Snells Beach residents have parked their vehicles under a tree to try to save what is believed to be one of New Zealand's seven oldest Norfolk pines.
Housing developer Vavasour Investments sent contractors to cut down the 40-metre-high tree at the north end of the beachfront yesterday, but backed off when they were met by protesters.
Police were called after local resident Duncan Morison said he was brushed across the stomach by a chainsaw. Police Senior Sergeant Scott Cunningham said a complaint was made and police were making further inquiries.
"The tree remains on the land and the matter is a civil dispute which should be resolved between the parties concerned," he said.
One of the protest group, photographer Michele MacKenzie, said residents had parked their vehicles under the tree to try to stop any further attempt to chop it down.
"We have cars and trucks all parked on the lawn so they can't actually fell it without dropping it on the beach, so they'd need a special consent application to drop it on the beach," she said.
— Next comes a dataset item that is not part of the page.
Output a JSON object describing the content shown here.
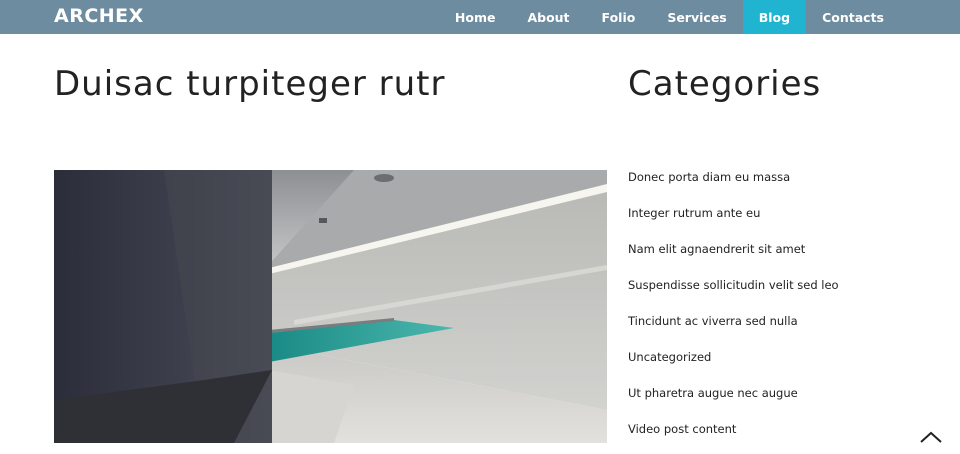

She has asked Auckland Council to review an unnotified resource consent which it granted on July 25 to remove the tree, arguing that the consent report incorrectly stated that the tree was only 25 metres high and claimed it had "no known special heritage value".
"It is our submission that either or both of these points may have resulted in the council viewing the application to fell the tree as being publicly notifiable, and that this is likely to have resulted in the historical and cultural value of the tree coming to light," she told the council.
NZ Tree Register manager Brad Cadwallader said the tree's 6.8-metre girth was comparable with another Norfolk pine planted in 1870 at nearby Scandrett Regional Park (7.24 metres) and one planted in 1836 at the Waitangi Treaty grounds (7.53 metres).
"The size of the tree is consistent with other trees of known age in NZ of approximately 150-plus years," he said.
"With a girth of 680cm it currently ranks in the top seven of [Norfolk pines] listed in the NZ Tree Register."
The council resource consent report said the tree's removal was added after the original application for consent to build 33 homes in the block behind the tree.
It said the developer wanted to remove the tree because of "the propensity of large mature Norfolk pine trees to drop substantial litter including branches, and the public safety of this tree in the long term relative to the public reserve and close residential dwellings".
The developer planned to replace the tree with "a large semi-mature transplanted pohutukawa" that would "reinforce the indigenous habitat qualities of the coastal environment".
However Cadwallader said the risk of falling branches could be managed by trimming any branches that appeared to be dying.
"There is a greater risk of coastal erosion and inundation of this new development than there is from this tree," he said.
But Auckland Council's northern region consents manager Ian Dobson said the consent did not contain "inaccuracies that were material to the decision".
"The perceived historical significance of the tree is also not relevant to the assessment of the proposal," he said.
"The tree does not have any special protection due to individual historical significance and consent was required to remove the tree due to its proximity to a water course, not because of any individual feature of the tree.
"It is also important to note that the tree is not scheduled under the Auckland Unitary Plan (operative in part), nor was it scheduled under the previous Rodney District Plan.
"The decision to remove the tree and the timing of any removal rests with the applicant. They are required to give council 10 days' notice prior to any vegetation clearance, and we have reminded them of this obligation."